“The U.S. has a shared history and close ties with the Caribbean region. About 13 million Americans have Caribbean ancestry and represent about 4% of the population. Haiti, in particular, played a critical role in the American Revolutionary War when hundreds of Haitians fought for America’s independence, and years later, Haiti would defeat the French and become the first black republic influencing the rise of abolitionists and anti-colonial movement all over the world.” – Congressman Earl Blumenauer.

Why is the passage/renewal of this legislation important? Haiti’s garment industry is the industrial foundation of the country’s economy, and its existence depends on the preferences granted under CBTPA and the additional HOPE/HELP programs. The Association of Industries of Haiti (ADIH), which provided direct employment to almost 60,000 workers early this year, was already beginning to suffer from the delay in CBTPA’s renewal before the coronavirus outbreak, and even more during the global pandemic.

Buyers and investors continue to be hesitant to make new commitments while the program’s future remained uncertain. According to the Association, the future of Haiti’s garment industry, and thus the jobs and economic sustainability for many Haitian families, remains in jeopardy each day that CBTPA’s renewal goes unassured. “Failure to pass H.R. 991 would also economically impact other Caribbean beneficiaries as well as the U.S. cotton industry.” Says Ambassador Herve Denis. For almost two years, the Government of Haiti has been working with CARICOM Ambassadors, ADIH, U.S. manufacturing companies, and other stakeholders to lobby congress for the passage of this critical bipartisan piece of this legislation.

The trade programs known collectively as the Caribbean Basin Initiative (CBI) remain important elements of U.S. economic relations with our neighbors in the Caribbean. The CBI is intended to facilitate the development of stable Caribbean Basin economies by providing beneficiary countries with duty-free access to the U.S. market for most goods. CBTPA imports mostly include hydrocarbons and textiles. However, almost 270 non-textile tariff items are eligible, including footwear, tuna, leather goods, travel goods, watches and watch parts. The CBI was launched in 1983 through the Caribbean Basin Economic Recovery Act (CBERA) and expanded in 2000 by the CBTPA and again by the in the Trade Act of 2002. CBERA was implemented on Jan 1, 1984 and has no set expiration date. There are 17 CBERA beneficiary countries, eight of which are CBTPA beneficiaries.
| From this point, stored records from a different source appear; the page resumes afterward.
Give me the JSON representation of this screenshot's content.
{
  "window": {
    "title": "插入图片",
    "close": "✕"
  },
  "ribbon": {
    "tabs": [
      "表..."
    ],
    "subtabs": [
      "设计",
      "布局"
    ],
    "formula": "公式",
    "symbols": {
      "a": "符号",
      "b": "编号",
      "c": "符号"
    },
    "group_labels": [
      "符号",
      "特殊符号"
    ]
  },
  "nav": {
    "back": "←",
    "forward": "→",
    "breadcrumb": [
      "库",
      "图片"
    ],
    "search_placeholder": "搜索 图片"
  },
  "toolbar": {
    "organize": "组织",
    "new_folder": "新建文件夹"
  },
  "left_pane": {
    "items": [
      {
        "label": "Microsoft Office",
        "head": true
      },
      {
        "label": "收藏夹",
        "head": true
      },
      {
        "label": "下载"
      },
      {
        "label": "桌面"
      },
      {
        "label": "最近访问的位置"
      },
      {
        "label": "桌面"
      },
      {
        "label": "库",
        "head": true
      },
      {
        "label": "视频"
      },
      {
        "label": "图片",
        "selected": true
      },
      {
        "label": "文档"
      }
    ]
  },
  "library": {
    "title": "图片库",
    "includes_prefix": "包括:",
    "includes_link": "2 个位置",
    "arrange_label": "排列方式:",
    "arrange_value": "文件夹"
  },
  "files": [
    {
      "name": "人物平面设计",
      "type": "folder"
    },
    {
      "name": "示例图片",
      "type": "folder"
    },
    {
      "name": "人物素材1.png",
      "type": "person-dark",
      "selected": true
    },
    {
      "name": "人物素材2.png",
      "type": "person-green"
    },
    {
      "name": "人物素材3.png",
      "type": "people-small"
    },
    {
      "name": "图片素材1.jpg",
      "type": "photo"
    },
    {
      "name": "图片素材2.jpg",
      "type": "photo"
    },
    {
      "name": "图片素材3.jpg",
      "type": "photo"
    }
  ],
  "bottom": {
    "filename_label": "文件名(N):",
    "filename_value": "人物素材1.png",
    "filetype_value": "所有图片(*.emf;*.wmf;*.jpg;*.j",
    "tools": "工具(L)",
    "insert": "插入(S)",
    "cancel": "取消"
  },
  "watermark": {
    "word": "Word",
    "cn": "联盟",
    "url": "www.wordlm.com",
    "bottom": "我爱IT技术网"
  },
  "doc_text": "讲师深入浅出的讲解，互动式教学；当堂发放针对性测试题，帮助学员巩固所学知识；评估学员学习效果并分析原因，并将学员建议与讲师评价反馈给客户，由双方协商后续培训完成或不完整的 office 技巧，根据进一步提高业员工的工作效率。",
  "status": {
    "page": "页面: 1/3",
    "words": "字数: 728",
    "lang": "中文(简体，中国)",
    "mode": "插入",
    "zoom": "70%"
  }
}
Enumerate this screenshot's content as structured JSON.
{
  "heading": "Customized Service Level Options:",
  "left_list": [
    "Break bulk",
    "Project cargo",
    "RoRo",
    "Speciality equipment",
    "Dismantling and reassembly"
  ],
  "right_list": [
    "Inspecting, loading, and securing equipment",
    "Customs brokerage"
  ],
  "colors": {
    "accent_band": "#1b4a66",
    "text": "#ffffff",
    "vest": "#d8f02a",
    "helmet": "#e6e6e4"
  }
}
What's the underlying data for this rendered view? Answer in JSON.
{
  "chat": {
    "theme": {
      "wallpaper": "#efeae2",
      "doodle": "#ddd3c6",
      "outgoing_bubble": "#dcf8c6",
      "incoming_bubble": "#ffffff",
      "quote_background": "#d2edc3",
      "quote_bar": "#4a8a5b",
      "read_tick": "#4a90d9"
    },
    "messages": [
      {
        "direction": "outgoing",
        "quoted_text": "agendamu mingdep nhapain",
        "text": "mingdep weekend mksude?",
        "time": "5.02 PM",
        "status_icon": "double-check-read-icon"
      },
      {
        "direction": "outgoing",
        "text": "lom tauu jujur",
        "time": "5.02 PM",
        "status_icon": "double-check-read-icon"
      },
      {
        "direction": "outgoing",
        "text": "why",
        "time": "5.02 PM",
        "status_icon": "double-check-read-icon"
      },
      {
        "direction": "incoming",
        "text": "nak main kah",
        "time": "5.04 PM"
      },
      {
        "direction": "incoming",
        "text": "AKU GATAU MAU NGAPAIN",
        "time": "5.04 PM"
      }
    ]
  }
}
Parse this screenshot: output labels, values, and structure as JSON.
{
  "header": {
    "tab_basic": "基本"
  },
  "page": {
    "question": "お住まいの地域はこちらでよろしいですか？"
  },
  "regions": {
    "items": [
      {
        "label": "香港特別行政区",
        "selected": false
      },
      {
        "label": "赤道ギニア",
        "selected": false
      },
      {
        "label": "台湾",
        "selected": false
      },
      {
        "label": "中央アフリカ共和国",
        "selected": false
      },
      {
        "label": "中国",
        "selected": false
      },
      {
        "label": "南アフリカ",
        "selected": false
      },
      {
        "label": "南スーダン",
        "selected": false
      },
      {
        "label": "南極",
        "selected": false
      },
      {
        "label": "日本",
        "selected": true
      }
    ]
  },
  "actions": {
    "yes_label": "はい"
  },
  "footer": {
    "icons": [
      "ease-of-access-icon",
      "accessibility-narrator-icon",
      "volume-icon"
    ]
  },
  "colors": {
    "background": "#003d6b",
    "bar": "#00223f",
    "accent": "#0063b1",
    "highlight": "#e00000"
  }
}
These countries include Barbados, Belize, Curacao, Guyana, Haiti, Jamaica, Saint Lucia, and Trinidad and Tobago.

Further amendments that have been made to CBERA include: the Haitian Hemispheric Opportunity through Partnership Encouragement Act of 2006 (HOPE), the Haitian Hemispheric Opportunity through Partnership Encouragement Act of 2008 (HOPE II), and the Haiti Economic Lift Program of 2010 (HELP). HOPE established special new rules of origin that make Haiti eligible for new trade benefits for apparel imports, and that enhance sourcing flexibility for apparel producers in Haiti. HOPE II modified the existing trade preference programs under HOPE, and HELP provided duty-free treatment for additional textile and apparel products from Haiti. These preferences are scheduled to expire on Sept 30, 2025.

Other participants from the private sector in Haiti, Nongovernmental Organizations (NGOs), academia, and U.S. manufacturing companies also joined the hearing to provide additional perspectives. Amongst them were Georges Sassine, Association of Industries of Haiti (ADIH), Lauren Stewart, Regional Program Director, Latin America and the Caribbean, Ms. Beth Baltzan, Principal, American Phoenix Trade Advisory Services PLLC, and Mr. Jerry Cook, Vice President, Government and Trade Relations, Hanesbrands, Inc.

The hearing was held to provide stakeholders with a platform to further discuss the domestic and foreign policy implications of CBTPA, plans to confirm the votes on the House floor before the Sept 30 deadline.

In case you missed the hearing, you can watch it here.